Task instructions – If a line in the data contains "subtitle", copy it out.

Extracted records –
☆ ☆ ☆
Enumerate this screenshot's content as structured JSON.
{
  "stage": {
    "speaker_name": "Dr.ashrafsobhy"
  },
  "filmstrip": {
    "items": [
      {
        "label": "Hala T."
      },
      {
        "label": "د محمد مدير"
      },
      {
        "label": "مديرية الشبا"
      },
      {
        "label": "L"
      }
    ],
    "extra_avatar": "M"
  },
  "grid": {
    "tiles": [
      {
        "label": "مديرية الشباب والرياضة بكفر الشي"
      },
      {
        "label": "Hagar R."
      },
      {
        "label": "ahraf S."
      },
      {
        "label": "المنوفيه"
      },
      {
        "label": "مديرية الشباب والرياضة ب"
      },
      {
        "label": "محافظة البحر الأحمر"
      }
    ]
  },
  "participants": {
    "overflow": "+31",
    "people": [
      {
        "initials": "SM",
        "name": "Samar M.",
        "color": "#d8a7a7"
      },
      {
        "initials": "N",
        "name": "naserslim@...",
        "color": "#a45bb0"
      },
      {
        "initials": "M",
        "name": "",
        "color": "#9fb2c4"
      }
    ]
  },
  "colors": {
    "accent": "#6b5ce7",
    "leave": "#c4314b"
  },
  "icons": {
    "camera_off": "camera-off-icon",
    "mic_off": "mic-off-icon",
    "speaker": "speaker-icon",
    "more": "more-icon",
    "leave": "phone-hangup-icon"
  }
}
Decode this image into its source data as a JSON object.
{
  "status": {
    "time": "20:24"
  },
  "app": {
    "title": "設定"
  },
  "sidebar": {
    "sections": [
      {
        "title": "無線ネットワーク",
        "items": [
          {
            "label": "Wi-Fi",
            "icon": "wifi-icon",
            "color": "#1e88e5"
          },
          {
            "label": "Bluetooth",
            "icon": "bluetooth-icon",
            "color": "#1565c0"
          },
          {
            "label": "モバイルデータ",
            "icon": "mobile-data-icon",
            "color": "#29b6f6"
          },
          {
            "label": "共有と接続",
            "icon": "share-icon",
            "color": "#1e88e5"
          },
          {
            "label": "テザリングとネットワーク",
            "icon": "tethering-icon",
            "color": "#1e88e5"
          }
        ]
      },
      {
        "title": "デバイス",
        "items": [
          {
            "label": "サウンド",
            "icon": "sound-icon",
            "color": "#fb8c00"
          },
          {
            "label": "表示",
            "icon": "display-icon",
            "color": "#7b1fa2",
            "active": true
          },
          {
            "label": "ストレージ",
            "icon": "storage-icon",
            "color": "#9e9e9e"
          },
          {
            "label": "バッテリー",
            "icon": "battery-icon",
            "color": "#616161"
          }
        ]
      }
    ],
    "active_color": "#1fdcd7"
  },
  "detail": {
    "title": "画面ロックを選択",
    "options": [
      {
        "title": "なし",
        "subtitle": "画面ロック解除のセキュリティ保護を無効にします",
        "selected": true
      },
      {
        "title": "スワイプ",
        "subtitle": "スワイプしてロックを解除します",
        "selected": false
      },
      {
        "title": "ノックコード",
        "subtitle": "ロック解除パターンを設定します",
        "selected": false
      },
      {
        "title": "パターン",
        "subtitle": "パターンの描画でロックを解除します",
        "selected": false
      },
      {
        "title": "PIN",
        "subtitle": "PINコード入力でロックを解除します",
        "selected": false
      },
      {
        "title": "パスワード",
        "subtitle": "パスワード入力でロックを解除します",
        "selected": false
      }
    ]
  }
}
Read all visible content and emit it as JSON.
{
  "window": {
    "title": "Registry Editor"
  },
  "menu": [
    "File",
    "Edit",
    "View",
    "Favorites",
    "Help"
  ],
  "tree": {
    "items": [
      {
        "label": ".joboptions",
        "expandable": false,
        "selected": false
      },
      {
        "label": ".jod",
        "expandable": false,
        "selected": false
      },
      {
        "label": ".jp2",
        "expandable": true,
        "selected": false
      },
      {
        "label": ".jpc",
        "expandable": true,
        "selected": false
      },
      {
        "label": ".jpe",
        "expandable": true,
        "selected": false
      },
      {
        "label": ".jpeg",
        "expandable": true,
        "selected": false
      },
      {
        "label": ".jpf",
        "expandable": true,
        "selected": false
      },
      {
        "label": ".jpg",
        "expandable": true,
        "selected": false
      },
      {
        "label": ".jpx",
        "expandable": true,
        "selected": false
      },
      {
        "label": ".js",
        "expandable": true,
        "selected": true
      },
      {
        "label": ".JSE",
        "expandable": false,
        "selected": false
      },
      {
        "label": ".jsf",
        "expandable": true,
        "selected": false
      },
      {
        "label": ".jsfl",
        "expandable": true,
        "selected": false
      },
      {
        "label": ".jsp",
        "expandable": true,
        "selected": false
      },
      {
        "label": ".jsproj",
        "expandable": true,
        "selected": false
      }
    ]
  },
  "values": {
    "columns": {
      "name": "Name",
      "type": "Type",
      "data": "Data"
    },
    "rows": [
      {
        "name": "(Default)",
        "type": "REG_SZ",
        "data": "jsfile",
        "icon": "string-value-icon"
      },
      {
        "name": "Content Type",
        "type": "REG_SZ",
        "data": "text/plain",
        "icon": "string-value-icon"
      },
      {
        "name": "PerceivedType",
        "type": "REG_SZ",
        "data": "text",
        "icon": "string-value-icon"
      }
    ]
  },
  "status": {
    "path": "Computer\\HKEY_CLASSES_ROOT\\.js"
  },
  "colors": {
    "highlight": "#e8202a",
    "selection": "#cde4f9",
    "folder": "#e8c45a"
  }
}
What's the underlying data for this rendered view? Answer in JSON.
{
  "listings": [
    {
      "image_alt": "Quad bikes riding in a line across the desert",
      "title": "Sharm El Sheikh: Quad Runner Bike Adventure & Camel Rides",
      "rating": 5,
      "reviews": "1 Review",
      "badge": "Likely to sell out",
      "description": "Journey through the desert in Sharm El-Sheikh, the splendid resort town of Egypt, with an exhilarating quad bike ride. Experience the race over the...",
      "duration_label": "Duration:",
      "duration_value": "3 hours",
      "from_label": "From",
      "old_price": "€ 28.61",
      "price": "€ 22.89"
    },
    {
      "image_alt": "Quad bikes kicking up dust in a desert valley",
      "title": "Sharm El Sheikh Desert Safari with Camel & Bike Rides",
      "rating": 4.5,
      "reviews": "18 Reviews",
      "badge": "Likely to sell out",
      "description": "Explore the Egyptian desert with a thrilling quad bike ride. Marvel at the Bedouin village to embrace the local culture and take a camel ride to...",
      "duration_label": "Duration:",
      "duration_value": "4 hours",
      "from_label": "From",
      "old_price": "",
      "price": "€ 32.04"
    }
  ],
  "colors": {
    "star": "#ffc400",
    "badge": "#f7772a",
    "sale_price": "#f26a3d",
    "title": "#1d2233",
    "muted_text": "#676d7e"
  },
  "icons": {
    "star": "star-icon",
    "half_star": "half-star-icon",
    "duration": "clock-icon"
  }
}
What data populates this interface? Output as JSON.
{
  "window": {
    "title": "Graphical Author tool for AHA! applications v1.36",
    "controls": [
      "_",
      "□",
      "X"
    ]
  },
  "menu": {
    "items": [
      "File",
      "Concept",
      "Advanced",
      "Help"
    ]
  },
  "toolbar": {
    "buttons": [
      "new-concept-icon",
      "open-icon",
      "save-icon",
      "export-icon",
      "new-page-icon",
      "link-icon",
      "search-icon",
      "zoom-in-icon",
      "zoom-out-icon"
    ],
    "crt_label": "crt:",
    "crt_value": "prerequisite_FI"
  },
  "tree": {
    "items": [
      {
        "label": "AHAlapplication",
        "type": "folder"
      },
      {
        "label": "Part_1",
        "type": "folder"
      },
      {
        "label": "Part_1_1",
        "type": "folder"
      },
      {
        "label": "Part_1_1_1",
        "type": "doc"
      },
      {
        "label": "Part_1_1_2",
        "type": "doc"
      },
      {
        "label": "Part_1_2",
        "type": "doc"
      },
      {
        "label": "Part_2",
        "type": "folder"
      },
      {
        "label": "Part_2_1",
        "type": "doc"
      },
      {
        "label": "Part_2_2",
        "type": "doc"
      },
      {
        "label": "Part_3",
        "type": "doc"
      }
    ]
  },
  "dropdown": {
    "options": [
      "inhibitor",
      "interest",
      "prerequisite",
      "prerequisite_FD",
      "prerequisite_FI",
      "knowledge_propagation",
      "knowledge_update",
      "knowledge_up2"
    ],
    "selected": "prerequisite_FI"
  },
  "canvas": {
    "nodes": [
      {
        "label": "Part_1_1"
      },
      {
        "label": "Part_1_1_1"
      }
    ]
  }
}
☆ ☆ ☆
Output below –
        "subtitle": "画面ロック解除のセキュリティ保護を無効にします",
        "subtitle": "スワイプしてロックを解除します",
        "subtitle": "ロック解除パターンを設定します",
        "subtitle": "パターンの描画でロックを解除します",
        "subtitle": "PINコード入力でロックを解除します",
        "subtitle": "パスワード入力でロックを解除します",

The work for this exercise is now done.